*** Supplied records ***

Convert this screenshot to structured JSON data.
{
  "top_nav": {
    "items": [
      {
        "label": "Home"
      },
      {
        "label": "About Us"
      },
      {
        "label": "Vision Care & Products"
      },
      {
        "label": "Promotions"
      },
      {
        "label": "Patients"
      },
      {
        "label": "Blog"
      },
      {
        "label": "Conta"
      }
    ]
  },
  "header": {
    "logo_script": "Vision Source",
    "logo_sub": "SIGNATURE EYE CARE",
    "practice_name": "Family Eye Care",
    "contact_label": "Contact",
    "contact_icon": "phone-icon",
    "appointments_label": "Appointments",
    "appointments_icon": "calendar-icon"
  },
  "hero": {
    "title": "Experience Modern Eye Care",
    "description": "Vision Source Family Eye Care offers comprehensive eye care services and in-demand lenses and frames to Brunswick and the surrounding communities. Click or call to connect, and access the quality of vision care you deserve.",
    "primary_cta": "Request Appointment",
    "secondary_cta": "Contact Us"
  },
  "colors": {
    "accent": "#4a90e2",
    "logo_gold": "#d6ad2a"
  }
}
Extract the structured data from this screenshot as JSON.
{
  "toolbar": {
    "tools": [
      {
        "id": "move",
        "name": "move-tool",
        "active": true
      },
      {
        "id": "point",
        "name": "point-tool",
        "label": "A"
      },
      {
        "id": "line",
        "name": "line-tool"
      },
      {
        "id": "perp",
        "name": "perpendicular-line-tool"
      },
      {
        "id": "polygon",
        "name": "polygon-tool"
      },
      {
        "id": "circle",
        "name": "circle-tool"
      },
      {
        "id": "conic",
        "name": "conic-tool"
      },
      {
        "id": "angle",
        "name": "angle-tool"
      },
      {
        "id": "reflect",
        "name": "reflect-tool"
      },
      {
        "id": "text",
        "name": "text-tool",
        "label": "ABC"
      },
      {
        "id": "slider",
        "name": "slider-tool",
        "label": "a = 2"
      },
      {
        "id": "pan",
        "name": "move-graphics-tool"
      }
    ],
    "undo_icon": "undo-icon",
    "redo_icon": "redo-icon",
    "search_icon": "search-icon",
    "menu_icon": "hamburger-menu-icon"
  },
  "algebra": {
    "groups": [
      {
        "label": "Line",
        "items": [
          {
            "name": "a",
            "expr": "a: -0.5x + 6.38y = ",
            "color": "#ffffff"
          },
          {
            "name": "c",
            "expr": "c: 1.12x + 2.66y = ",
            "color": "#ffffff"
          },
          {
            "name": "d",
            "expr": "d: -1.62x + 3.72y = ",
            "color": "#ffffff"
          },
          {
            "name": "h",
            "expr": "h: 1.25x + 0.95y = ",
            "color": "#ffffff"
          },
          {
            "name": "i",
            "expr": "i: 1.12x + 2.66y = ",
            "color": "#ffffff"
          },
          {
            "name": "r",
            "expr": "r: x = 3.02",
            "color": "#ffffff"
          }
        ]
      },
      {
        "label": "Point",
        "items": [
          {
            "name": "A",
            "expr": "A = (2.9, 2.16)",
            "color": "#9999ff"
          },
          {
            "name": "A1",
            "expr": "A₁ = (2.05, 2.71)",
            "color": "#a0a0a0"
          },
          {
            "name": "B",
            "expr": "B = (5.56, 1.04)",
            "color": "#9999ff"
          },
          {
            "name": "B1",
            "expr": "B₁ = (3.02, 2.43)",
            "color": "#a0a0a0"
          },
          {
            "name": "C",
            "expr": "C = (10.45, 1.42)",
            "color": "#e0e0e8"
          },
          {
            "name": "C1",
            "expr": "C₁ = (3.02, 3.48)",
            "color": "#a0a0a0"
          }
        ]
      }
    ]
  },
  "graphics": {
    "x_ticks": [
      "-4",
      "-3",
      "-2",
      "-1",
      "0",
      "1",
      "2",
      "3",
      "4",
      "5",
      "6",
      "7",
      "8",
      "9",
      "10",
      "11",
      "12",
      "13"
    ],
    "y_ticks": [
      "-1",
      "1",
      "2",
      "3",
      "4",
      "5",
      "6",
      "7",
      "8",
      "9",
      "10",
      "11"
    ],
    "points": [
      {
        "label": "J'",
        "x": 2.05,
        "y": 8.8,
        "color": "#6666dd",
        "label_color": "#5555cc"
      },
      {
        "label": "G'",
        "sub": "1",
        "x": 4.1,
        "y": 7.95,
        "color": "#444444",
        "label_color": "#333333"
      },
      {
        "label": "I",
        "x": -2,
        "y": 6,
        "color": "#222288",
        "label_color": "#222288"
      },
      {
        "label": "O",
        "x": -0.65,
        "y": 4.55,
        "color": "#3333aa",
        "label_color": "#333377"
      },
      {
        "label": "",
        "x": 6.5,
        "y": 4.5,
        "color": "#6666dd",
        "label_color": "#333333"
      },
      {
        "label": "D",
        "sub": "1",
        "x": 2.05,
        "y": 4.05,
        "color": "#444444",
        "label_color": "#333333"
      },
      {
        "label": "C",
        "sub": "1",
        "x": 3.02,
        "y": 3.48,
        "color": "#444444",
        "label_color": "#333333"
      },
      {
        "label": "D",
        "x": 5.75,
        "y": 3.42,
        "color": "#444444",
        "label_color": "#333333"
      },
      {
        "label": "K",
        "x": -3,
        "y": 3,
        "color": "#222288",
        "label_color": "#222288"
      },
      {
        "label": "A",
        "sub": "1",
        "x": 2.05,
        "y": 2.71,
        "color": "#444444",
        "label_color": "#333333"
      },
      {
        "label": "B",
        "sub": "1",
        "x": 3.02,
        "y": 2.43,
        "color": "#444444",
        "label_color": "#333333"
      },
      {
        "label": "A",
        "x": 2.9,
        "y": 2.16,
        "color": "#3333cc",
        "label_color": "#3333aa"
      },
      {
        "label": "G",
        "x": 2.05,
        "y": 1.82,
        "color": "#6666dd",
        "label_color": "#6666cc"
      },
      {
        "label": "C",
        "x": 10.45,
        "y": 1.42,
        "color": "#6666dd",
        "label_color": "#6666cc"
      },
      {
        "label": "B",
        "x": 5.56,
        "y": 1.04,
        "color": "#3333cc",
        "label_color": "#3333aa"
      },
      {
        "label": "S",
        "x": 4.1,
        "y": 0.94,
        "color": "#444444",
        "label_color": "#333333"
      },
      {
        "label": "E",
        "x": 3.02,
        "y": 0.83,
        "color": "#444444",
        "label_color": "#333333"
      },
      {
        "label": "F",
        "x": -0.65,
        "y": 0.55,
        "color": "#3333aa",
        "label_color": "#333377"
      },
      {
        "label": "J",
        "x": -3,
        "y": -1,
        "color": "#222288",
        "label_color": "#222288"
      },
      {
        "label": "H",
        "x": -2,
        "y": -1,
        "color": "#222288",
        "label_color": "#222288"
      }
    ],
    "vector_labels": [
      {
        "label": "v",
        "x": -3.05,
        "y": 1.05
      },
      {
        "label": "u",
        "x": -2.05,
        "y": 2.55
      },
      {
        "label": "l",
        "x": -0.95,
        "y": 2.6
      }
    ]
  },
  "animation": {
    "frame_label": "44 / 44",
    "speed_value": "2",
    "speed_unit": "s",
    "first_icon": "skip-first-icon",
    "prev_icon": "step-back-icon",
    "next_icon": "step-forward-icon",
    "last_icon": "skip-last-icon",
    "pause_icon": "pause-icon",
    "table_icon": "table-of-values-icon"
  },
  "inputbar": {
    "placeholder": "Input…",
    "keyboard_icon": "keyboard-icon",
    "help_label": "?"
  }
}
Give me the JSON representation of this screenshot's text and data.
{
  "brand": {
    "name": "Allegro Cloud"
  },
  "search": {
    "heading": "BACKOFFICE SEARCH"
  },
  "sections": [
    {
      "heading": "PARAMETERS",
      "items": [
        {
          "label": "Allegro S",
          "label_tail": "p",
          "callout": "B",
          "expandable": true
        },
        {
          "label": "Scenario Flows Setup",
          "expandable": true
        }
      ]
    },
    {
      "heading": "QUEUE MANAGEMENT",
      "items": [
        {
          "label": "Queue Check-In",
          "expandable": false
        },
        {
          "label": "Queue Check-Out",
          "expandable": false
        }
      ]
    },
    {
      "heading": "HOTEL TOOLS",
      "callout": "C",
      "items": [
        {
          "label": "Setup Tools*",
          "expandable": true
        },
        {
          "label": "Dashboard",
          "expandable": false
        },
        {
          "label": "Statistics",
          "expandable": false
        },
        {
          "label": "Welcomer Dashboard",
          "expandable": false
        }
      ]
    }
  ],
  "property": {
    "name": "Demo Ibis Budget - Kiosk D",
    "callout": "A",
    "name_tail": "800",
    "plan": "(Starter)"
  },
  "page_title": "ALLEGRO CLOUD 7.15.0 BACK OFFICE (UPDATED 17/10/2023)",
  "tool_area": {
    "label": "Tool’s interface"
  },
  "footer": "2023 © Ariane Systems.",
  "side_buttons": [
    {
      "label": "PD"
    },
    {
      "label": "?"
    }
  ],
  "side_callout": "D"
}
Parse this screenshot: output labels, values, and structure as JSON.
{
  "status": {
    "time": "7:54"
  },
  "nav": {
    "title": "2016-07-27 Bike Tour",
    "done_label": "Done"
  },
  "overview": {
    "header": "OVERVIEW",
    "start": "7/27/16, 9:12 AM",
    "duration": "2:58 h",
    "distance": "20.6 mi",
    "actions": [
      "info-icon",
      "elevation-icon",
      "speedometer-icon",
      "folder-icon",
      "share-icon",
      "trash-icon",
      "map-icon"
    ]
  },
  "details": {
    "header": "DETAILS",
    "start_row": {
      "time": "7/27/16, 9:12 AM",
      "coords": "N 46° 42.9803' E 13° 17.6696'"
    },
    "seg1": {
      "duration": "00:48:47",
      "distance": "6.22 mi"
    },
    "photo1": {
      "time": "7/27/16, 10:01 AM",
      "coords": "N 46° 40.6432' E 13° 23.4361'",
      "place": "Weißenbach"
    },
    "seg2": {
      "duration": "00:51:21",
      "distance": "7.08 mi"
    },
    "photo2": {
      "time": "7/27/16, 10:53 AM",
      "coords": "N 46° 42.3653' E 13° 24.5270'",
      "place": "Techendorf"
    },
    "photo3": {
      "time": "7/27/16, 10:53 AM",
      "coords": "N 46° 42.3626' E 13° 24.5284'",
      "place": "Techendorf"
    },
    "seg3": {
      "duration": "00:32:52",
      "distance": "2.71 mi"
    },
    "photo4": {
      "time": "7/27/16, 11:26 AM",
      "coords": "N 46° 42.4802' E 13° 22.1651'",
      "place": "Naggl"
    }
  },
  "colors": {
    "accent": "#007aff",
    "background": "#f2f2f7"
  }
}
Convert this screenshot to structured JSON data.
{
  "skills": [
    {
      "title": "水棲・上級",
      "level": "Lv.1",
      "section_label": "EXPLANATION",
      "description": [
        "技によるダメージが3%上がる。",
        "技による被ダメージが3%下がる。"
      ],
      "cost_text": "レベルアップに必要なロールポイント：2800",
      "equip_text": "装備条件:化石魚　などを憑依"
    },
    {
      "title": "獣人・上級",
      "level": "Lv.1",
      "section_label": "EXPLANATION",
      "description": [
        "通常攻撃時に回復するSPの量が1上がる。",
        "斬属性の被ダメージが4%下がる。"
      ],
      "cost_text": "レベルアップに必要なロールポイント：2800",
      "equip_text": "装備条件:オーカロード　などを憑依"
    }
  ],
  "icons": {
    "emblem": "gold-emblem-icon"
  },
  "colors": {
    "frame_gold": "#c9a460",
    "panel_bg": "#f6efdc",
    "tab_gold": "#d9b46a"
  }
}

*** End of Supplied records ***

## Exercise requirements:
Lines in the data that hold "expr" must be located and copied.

## Exercise solution:
            "expr": "a: -0.5x + 6.38y = ",
            "expr": "c: 1.12x + 2.66y = ",
            "expr": "d: -1.62x + 3.72y = ",
            "expr": "h: 1.25x + 0.95y = ",
            "expr": "i: 1.12x + 2.66y = ",
            "expr": "r: x = 3.02",
            "expr": "A = (2.9, 2.16)",
            "expr": "A₁ = (2.05, 2.71)",
            "expr": "B = (5.56, 1.04)",
            "expr": "B₁ = (3.02, 2.43)",
            "expr": "C = (10.45, 1.42)",
            "expr": "C₁ = (3.02, 3.48)",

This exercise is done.